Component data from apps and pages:
=== Begin Enclosure ===

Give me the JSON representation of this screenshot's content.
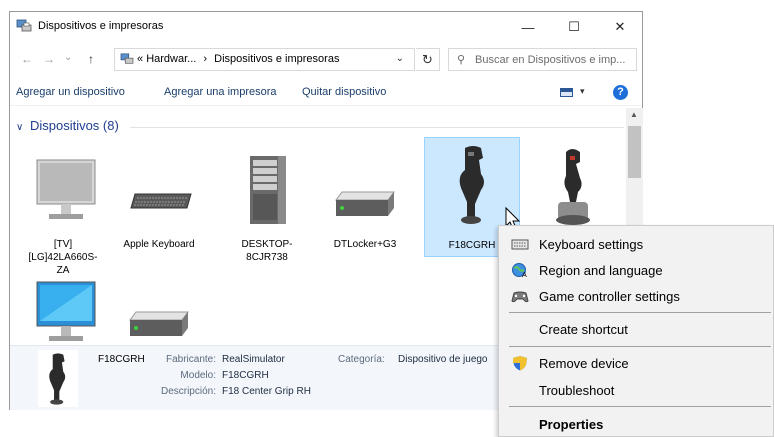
{
  "window": {
    "title": "Dispositivos e impresoras",
    "minimize": "—",
    "maximize": "☐",
    "close": "✕"
  },
  "address_bar": {
    "back": "←",
    "forward": "→",
    "history": "⌄",
    "up": "↑",
    "overflow": "«",
    "crumb1": "Hardwar...",
    "separator": "›",
    "crumb2": "Dispositivos e impresoras",
    "dropdown": "⌄",
    "refresh": "↻",
    "search_icon": "⚲",
    "search_placeholder": "Buscar en Dispositivos e imp..."
  },
  "command_bar": {
    "add_device": "Agregar un dispositivo",
    "add_printer": "Agregar una impresora",
    "remove_device": "Quitar dispositivo",
    "view_drop": "▾",
    "help": "?"
  },
  "group": {
    "chevron": "∨",
    "title": "Dispositivos (8)"
  },
  "devices": [
    {
      "label": "[TV][LG]42LA660S-ZA",
      "icon": "tv-monitor-icon"
    },
    {
      "label": "Apple Keyboard",
      "icon": "keyboard-icon"
    },
    {
      "label": "DESKTOP-8CJR738",
      "icon": "computer-tower-icon"
    },
    {
      "label": "DTLocker+G3",
      "icon": "external-drive-icon"
    },
    {
      "label": "F18CGRH",
      "icon": "joystick-icon"
    },
    {
      "label": "",
      "icon": "joystick-throttle-icon"
    },
    {
      "label": "",
      "icon": "monitor-icon"
    },
    {
      "label": "",
      "icon": "external-drive-icon"
    }
  ],
  "details": {
    "name": "F18CGRH",
    "manufacturer_label": "Fabricante:",
    "manufacturer": "RealSimulator",
    "model_label": "Modelo:",
    "model": "F18CGRH",
    "description_label": "Descripción:",
    "description": "F18 Center Grip RH",
    "category_label": "Categoría:",
    "category": "Dispositivo de juego"
  },
  "context_menu": {
    "keyboard_settings": "Keyboard settings",
    "region_language": "Region and language",
    "game_controller": "Game controller settings",
    "create_shortcut": "Create shortcut",
    "remove_device": "Remove device",
    "troubleshoot": "Troubleshoot",
    "properties": "Properties"
  },
  "colors": {
    "link": "#1a3e6b",
    "group_header": "#1e3d8f",
    "selection": "#cce8ff",
    "menu_bg": "#f2f2f2"
  }
}
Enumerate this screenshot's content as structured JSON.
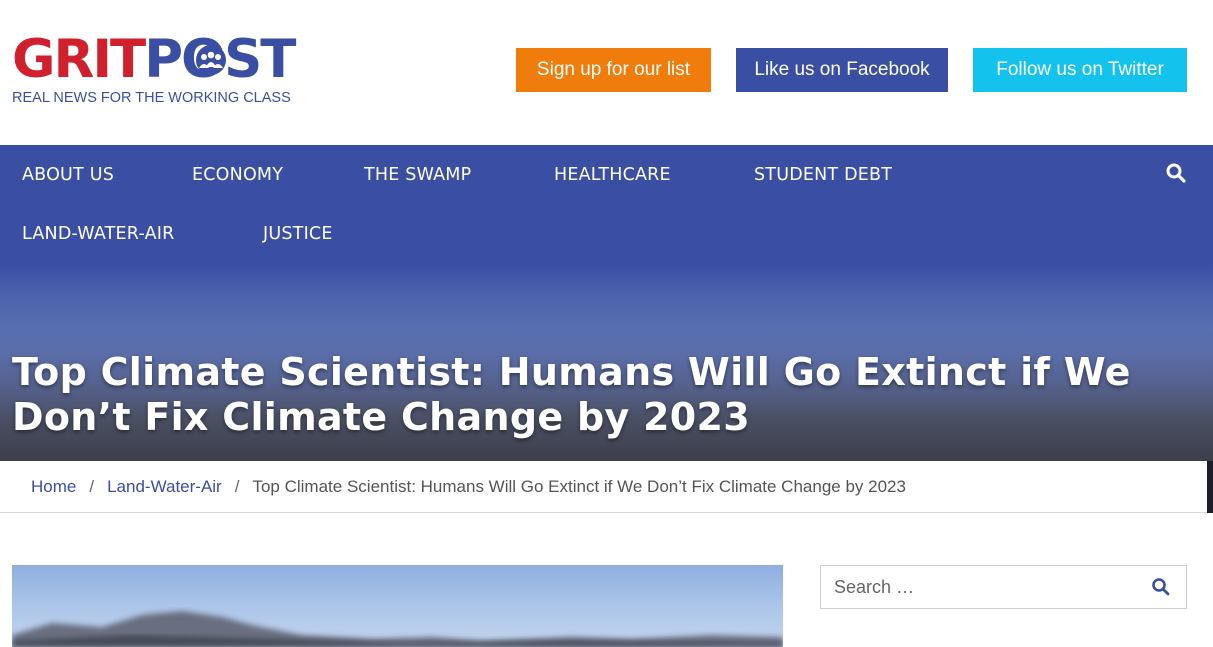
{
  "logo": {
    "word_part1": "GRIT",
    "word_part2": "POST",
    "tagline": "REAL NEWS FOR THE WORKING CLASS"
  },
  "header_buttons": {
    "signup": "Sign up for our list",
    "facebook": "Like us on Facebook",
    "twitter": "Follow us on Twitter"
  },
  "nav": {
    "items": [
      {
        "label": "ABOUT US"
      },
      {
        "label": "ECONOMY"
      },
      {
        "label": "THE SWAMP"
      },
      {
        "label": "HEALTHCARE"
      },
      {
        "label": "STUDENT DEBT"
      },
      {
        "label": "LAND-WATER-AIR"
      },
      {
        "label": "JUSTICE"
      }
    ],
    "search_icon": "search-icon"
  },
  "article": {
    "title": "Top Climate Scientist: Humans Will Go Extinct if We Don’t Fix Climate Change by 2023"
  },
  "breadcrumb": {
    "home": "Home",
    "separator": "/",
    "category": "Land-Water-Air",
    "current": "Top Climate Scientist: Humans Will Go Extinct if We Don’t Fix Climate Change by 2023"
  },
  "sidebar": {
    "search_placeholder": "Search …"
  },
  "colors": {
    "brand_red": "#d0202d",
    "brand_blue": "#3a4fa3",
    "orange": "#f07c0c",
    "twitter_blue": "#14c2ee"
  }
}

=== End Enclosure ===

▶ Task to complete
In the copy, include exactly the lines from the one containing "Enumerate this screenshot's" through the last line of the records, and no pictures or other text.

▶ Result of this exercise
Enumerate this screenshot's content as structured JSON.
{
  "logo": {
    "word_part1": "GRIT",
    "word_part2": "POST",
    "tagline": "REAL NEWS FOR THE WORKING CLASS"
  },
  "header_buttons": {
    "signup": "Sign up for our list",
    "facebook": "Like us on Facebook",
    "twitter": "Follow us on Twitter"
  },
  "nav": {
    "items": [
      {
        "label": "ABOUT US"
      },
      {
        "label": "ECONOMY"
      },
      {
        "label": "THE SWAMP"
      },
      {
        "label": "HEALTHCARE"
      },
      {
        "label": "STUDENT DEBT"
      },
      {
        "label": "LAND-WATER-AIR"
      },
      {
        "label": "JUSTICE"
      }
    ],
    "search_icon": "search-icon"
  },
  "article": {
    "title": "Top Climate Scientist: Humans Will Go Extinct if We Don’t Fix Climate Change by 2023"
  },
  "breadcrumb": {
    "home": "Home",
    "separator": "/",
    "category": "Land-Water-Air",
    "current": "Top Climate Scientist: Humans Will Go Extinct if We Don’t Fix Climate Change by 2023"
  },
  "sidebar": {
    "search_placeholder": "Search …"
  },
  "colors": {
    "brand_red": "#d0202d",
    "brand_blue": "#3a4fa3",
    "orange": "#f07c0c",
    "twitter_blue": "#14c2ee"
  }
}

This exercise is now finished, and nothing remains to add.